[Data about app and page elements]
-- -- --
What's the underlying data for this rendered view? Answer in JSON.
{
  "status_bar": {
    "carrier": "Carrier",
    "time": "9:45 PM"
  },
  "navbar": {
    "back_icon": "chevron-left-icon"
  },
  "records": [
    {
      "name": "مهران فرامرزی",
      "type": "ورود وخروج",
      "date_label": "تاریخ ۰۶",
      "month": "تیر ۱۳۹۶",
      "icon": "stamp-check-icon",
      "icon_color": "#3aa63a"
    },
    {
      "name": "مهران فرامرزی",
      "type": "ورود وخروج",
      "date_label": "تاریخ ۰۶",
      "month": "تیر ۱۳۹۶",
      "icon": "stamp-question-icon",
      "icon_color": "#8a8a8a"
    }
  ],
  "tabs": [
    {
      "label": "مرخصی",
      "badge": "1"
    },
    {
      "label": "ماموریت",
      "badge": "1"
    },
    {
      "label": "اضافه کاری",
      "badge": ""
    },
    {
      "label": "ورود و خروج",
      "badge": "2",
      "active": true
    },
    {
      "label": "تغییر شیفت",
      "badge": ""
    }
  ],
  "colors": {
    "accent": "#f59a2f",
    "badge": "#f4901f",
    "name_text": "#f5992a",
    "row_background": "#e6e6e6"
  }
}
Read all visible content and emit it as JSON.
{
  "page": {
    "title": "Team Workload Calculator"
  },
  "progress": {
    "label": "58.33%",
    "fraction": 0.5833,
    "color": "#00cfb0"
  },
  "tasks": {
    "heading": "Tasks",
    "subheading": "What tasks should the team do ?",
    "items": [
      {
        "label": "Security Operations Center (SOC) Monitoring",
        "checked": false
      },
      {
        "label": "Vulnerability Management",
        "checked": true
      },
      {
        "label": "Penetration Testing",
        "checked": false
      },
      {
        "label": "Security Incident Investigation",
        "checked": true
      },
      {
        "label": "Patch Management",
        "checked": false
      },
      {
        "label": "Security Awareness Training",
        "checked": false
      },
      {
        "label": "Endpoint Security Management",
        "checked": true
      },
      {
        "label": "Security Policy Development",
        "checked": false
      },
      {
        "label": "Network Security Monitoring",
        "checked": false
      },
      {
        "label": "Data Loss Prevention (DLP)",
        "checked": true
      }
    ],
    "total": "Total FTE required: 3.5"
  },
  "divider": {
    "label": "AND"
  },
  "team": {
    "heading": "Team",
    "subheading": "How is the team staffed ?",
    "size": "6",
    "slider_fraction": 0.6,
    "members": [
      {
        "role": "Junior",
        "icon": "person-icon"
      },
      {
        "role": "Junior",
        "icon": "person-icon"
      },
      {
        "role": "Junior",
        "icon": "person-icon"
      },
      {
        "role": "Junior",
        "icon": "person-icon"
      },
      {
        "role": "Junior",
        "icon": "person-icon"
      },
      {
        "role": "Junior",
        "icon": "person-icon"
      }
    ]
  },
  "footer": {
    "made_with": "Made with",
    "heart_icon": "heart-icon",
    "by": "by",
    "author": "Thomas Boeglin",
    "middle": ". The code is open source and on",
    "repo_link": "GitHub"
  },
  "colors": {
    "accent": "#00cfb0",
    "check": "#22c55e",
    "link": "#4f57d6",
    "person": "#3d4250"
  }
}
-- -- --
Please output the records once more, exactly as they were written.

What's the underlying data for this rendered view? Answer in JSON.
{
  "status_bar": {
    "carrier": "Carrier",
    "time": "9:45 PM"
  },
  "navbar": {
    "back_icon": "chevron-left-icon"
  },
  "records": [
    {
      "name": "مهران فرامرزی",
      "type": "ورود وخروج",
      "date_label": "تاریخ ۰۶",
      "month": "تیر ۱۳۹۶",
      "icon": "stamp-check-icon",
      "icon_color": "#3aa63a"
    },
    {
      "name": "مهران فرامرزی",
      "type": "ورود وخروج",
      "date_label": "تاریخ ۰۶",
      "month": "تیر ۱۳۹۶",
      "icon": "stamp-question-icon",
      "icon_color": "#8a8a8a"
    }
  ],
  "tabs": [
    {
      "label": "مرخصی",
      "badge": "1"
    },
    {
      "label": "ماموریت",
      "badge": "1"
    },
    {
      "label": "اضافه کاری",
      "badge": ""
    },
    {
      "label": "ورود و خروج",
      "badge": "2",
      "active": true
    },
    {
      "label": "تغییر شیفت",
      "badge": ""
    }
  ],
  "colors": {
    "accent": "#f59a2f",
    "badge": "#f4901f",
    "name_text": "#f5992a",
    "row_background": "#e6e6e6"
  }
}
Read all visible content and emit it as JSON.
{
  "page": {
    "title": "Team Workload Calculator"
  },
  "progress": {
    "label": "58.33%",
    "fraction": 0.5833,
    "color": "#00cfb0"
  },
  "tasks": {
    "heading": "Tasks",
    "subheading": "What tasks should the team do ?",
    "items": [
      {
        "label": "Security Operations Center (SOC) Monitoring",
        "checked": false
      },
      {
        "label": "Vulnerability Management",
        "checked": true
      },
      {
        "label": "Penetration Testing",
        "checked": false
      },
      {
        "label": "Security Incident Investigation",
        "checked": true
      },
      {
        "label": "Patch Management",
        "checked": false
      },
      {
        "label": "Security Awareness Training",
        "checked": false
      },
      {
        "label": "Endpoint Security Management",
        "checked": true
      },
      {
        "label": "Security Policy Development",
        "checked": false
      },
      {
        "label": "Network Security Monitoring",
        "checked": false
      },
      {
        "label": "Data Loss Prevention (DLP)",
        "checked": true
      }
    ],
    "total": "Total FTE required: 3.5"
  },
  "divider": {
    "label": "AND"
  },
  "team": {
    "heading": "Team",
    "subheading": "How is the team staffed ?",
    "size": "6",
    "slider_fraction": 0.6,
    "members": [
      {
        "role": "Junior",
        "icon": "person-icon"
      },
      {
        "role": "Junior",
        "icon": "person-icon"
      },
      {
        "role": "Junior",
        "icon": "person-icon"
      },
      {
        "role": "Junior",
        "icon": "person-icon"
      },
      {
        "role": "Junior",
        "icon": "person-icon"
      },
      {
        "role": "Junior",
        "icon": "person-icon"
      }
    ]
  },
  "footer": {
    "made_with": "Made with",
    "heart_icon": "heart-icon",
    "by": "by",
    "author": "Thomas Boeglin",
    "middle": ". The code is open source and on",
    "repo_link": "GitHub"
  },
  "colors": {
    "accent": "#00cfb0",
    "check": "#22c55e",
    "link": "#4f57d6",
    "person": "#3d4250"
  }
}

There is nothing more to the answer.